=== Section Start ===
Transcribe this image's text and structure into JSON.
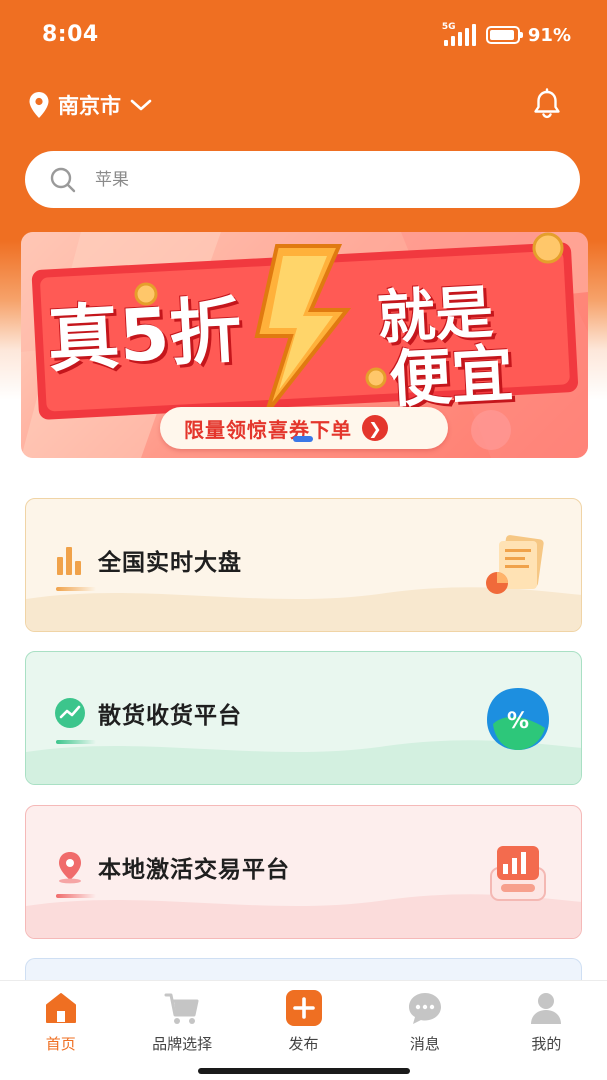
{
  "status_bar": {
    "time": "8:04",
    "network": "5G",
    "battery": "91%",
    "battery_level": 0.91
  },
  "header": {
    "location_icon": "location-pin-icon",
    "city": "南京市",
    "dropdown_icon": "chevron-down-icon",
    "notification_icon": "bell-icon"
  },
  "search": {
    "icon": "search-icon",
    "placeholder": "苹果"
  },
  "banner": {
    "title_left": "真5折",
    "title_right_line1": "就是",
    "title_right_line2": "便宜",
    "cta": "限量领惊喜券下单",
    "cta_icon": "chevron-right-icon"
  },
  "cards": [
    {
      "title": "全国实时大盘",
      "icon": "bar-chart-icon",
      "illustration": "document-chart-illustration",
      "accent": "#f0a24a"
    },
    {
      "title": "散货收货平台",
      "icon": "trend-line-icon",
      "illustration": "percent-badge-illustration",
      "accent": "#3cc58c"
    },
    {
      "title": "本地激活交易平台",
      "icon": "map-pin-icon",
      "illustration": "trading-box-illustration",
      "accent": "#f06b6b"
    }
  ],
  "tabbar": {
    "items": [
      {
        "label": "首页",
        "icon": "home-icon",
        "active": true
      },
      {
        "label": "品牌选择",
        "icon": "cart-icon",
        "active": false
      },
      {
        "label": "发布",
        "icon": "plus-icon",
        "active": false
      },
      {
        "label": "消息",
        "icon": "chat-icon",
        "active": false
      },
      {
        "label": "我的",
        "icon": "user-icon",
        "active": false
      }
    ]
  },
  "colors": {
    "brand": "#ef6f22",
    "active_tab": "#ef6f22",
    "inactive_icon": "#c5c5c5"
  }
}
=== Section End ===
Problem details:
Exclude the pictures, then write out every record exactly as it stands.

Expected output:
Transcribe this image's text and structure into JSON.
{
  "status_bar": {
    "time": "8:04",
    "network": "5G",
    "battery": "91%",
    "battery_level": 0.91
  },
  "header": {
    "location_icon": "location-pin-icon",
    "city": "南京市",
    "dropdown_icon": "chevron-down-icon",
    "notification_icon": "bell-icon"
  },
  "search": {
    "icon": "search-icon",
    "placeholder": "苹果"
  },
  "banner": {
    "title_left": "真5折",
    "title_right_line1": "就是",
    "title_right_line2": "便宜",
    "cta": "限量领惊喜券下单",
    "cta_icon": "chevron-right-icon"
  },
  "cards": [
    {
      "title": "全国实时大盘",
      "icon": "bar-chart-icon",
      "illustration": "document-chart-illustration",
      "accent": "#f0a24a"
    },
    {
      "title": "散货收货平台",
      "icon": "trend-line-icon",
      "illustration": "percent-badge-illustration",
      "accent": "#3cc58c"
    },
    {
      "title": "本地激活交易平台",
      "icon": "map-pin-icon",
      "illustration": "trading-box-illustration",
      "accent": "#f06b6b"
    }
  ],
  "tabbar": {
    "items": [
      {
        "label": "首页",
        "icon": "home-icon",
        "active": true
      },
      {
        "label": "品牌选择",
        "icon": "cart-icon",
        "active": false
      },
      {
        "label": "发布",
        "icon": "plus-icon",
        "active": false
      },
      {
        "label": "消息",
        "icon": "chat-icon",
        "active": false
      },
      {
        "label": "我的",
        "icon": "user-icon",
        "active": false
      }
    ]
  },
  "colors": {
    "brand": "#ef6f22",
    "active_tab": "#ef6f22",
    "inactive_icon": "#c5c5c5"
  }
}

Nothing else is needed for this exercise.